PROBLEM DETAILS:
Wherever the word "网店指南" appears in a line below, that line counts; report the total number of such lines only.
+-------+
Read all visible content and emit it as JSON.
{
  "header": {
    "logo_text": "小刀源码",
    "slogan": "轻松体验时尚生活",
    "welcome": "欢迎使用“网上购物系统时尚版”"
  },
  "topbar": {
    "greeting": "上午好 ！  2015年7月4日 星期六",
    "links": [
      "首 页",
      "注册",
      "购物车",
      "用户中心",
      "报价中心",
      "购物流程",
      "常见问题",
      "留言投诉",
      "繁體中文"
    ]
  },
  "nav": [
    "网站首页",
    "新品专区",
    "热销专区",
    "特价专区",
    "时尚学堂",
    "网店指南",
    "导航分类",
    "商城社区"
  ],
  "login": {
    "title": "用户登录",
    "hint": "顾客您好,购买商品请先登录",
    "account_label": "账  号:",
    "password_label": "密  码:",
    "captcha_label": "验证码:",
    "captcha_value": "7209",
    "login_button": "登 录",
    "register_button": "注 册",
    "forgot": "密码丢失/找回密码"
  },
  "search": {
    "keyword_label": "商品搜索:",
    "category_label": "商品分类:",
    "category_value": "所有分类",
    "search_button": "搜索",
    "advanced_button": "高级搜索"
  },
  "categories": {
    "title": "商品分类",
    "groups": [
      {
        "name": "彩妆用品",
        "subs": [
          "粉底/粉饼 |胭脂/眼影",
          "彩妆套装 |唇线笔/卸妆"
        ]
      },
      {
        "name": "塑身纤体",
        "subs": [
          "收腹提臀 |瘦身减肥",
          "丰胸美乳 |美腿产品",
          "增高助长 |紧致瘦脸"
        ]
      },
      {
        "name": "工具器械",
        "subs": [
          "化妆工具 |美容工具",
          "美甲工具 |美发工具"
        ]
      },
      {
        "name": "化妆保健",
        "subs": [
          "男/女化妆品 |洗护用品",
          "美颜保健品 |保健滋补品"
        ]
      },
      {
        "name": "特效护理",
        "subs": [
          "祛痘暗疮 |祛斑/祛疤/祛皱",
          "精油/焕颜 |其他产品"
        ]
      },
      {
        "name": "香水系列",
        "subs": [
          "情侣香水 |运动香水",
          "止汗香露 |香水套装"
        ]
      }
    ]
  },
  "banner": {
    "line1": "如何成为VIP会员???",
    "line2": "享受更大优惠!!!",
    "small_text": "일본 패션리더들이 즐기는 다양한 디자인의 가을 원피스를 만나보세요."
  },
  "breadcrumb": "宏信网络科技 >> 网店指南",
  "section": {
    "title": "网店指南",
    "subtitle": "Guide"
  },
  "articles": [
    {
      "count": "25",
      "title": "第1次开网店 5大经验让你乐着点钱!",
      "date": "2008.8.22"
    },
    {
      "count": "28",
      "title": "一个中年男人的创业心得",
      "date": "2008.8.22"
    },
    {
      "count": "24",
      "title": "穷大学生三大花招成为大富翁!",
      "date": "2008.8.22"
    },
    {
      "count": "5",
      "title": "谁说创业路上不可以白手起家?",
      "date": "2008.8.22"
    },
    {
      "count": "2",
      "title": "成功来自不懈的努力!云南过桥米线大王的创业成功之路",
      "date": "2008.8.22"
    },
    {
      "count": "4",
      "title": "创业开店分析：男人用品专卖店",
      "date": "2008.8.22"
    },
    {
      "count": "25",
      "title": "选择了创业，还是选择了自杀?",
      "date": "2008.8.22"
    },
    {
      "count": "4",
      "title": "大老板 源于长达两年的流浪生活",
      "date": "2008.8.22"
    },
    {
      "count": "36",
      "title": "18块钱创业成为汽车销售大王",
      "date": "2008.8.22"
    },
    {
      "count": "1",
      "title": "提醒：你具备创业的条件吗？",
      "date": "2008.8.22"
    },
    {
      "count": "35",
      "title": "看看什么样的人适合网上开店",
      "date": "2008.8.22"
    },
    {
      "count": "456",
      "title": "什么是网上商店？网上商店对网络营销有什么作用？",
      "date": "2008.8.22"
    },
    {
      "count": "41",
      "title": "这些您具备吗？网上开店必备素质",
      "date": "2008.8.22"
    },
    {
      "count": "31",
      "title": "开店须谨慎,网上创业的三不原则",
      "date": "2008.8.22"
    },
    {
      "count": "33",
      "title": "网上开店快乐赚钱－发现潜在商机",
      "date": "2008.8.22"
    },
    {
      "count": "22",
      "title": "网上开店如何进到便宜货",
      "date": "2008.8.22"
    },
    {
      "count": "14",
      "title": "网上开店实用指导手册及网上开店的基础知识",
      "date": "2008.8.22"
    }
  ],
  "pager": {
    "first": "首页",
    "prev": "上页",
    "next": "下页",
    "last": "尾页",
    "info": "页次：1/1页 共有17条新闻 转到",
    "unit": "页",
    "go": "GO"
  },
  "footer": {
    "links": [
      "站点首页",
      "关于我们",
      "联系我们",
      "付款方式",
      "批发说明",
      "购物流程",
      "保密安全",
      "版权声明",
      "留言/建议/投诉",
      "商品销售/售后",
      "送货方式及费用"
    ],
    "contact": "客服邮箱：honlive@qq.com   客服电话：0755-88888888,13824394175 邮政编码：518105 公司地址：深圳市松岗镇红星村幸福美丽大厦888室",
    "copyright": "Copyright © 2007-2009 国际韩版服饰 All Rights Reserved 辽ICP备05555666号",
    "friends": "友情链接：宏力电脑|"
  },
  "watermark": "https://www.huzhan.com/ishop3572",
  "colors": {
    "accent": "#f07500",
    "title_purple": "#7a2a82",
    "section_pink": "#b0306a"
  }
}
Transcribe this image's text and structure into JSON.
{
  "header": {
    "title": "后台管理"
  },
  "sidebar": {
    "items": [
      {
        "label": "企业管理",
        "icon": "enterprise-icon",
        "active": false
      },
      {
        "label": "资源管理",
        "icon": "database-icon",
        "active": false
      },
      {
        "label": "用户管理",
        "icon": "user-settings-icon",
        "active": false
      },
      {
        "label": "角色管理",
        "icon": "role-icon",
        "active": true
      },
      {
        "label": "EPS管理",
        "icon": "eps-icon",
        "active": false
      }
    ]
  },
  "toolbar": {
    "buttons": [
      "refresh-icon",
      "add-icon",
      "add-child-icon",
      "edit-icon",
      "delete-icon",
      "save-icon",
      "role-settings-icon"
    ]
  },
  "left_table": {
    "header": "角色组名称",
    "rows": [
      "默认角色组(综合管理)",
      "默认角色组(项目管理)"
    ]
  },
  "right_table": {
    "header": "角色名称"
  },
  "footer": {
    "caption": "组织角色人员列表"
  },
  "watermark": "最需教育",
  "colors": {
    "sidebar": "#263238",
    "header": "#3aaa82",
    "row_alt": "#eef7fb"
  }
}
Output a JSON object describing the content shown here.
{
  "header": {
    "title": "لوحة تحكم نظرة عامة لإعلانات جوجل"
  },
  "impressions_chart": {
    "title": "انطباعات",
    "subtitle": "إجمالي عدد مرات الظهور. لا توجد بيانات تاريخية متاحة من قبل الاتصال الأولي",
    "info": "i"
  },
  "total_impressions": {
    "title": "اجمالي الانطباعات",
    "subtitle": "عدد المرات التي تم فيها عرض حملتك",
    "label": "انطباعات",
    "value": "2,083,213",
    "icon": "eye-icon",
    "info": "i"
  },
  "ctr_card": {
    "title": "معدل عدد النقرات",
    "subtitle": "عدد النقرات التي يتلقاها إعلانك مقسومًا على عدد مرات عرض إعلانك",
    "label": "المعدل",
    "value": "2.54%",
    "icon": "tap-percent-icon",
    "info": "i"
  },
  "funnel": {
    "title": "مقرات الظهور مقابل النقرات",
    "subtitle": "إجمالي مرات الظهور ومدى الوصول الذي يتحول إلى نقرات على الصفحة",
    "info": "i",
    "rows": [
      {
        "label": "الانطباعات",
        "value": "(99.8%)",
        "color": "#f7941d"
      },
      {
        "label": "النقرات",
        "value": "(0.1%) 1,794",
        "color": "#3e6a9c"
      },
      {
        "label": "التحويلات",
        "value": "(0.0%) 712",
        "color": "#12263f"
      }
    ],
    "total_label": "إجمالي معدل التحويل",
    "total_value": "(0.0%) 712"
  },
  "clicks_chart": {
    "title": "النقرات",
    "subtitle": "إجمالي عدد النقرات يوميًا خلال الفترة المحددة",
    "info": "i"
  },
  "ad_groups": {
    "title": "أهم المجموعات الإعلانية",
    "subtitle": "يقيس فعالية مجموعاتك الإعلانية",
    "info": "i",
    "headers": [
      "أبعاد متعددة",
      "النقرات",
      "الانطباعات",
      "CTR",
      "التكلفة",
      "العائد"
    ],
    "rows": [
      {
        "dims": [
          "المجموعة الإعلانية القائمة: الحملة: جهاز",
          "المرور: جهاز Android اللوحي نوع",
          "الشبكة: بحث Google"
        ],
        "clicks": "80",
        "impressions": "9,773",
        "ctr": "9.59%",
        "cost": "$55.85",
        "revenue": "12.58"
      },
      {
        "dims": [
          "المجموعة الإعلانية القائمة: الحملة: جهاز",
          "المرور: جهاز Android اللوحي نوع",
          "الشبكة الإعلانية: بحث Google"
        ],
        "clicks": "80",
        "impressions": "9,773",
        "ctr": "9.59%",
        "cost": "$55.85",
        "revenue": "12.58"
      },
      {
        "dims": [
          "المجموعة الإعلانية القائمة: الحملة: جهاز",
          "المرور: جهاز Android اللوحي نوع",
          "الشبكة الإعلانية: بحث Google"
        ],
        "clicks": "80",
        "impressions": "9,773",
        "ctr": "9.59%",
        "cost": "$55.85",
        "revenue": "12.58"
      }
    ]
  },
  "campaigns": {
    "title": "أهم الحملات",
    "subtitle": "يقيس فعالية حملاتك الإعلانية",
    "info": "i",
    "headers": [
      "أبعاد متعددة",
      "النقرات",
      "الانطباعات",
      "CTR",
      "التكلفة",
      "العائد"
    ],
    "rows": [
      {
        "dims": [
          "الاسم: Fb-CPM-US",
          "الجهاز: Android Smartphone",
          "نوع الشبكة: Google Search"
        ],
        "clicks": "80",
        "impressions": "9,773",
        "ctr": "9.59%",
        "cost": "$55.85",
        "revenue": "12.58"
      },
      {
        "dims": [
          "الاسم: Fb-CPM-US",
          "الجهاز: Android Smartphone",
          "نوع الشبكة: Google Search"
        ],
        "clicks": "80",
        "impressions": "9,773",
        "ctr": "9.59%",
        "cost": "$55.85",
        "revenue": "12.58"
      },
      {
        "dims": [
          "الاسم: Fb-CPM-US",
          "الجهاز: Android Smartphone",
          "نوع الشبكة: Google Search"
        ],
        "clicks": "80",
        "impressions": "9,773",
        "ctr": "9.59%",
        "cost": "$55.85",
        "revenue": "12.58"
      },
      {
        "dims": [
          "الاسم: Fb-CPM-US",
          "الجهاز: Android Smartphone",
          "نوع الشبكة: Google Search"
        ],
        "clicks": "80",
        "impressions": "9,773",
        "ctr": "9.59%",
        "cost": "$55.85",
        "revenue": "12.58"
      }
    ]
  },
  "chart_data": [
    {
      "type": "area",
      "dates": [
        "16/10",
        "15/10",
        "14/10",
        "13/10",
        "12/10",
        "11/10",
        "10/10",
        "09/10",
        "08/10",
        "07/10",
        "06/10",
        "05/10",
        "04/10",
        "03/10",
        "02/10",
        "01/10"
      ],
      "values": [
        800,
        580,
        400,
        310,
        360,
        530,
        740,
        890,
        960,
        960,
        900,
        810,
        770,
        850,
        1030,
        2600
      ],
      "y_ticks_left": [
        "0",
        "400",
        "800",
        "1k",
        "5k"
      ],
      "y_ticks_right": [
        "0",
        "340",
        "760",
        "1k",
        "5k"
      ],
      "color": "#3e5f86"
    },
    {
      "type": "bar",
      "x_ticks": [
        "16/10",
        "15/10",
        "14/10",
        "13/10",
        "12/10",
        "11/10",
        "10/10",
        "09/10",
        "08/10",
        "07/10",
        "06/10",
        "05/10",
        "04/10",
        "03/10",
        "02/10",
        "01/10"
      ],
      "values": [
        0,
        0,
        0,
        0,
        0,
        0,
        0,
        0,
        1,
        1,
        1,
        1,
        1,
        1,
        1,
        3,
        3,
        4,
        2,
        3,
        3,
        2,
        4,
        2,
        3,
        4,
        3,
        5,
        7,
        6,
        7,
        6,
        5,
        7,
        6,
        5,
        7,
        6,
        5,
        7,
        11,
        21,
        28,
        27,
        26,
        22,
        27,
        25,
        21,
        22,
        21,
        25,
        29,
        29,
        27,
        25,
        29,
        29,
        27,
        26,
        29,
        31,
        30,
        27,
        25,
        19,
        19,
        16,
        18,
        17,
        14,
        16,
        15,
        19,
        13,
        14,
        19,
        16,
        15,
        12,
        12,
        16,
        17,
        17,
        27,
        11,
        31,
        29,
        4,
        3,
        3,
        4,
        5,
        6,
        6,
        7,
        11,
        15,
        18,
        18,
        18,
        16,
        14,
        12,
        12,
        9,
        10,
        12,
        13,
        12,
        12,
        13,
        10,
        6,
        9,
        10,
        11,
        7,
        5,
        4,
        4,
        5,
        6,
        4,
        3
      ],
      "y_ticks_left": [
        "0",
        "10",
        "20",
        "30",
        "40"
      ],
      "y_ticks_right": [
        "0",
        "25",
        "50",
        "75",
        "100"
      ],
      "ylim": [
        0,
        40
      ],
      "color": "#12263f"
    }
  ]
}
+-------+
EXERCISE RESPONSE:
3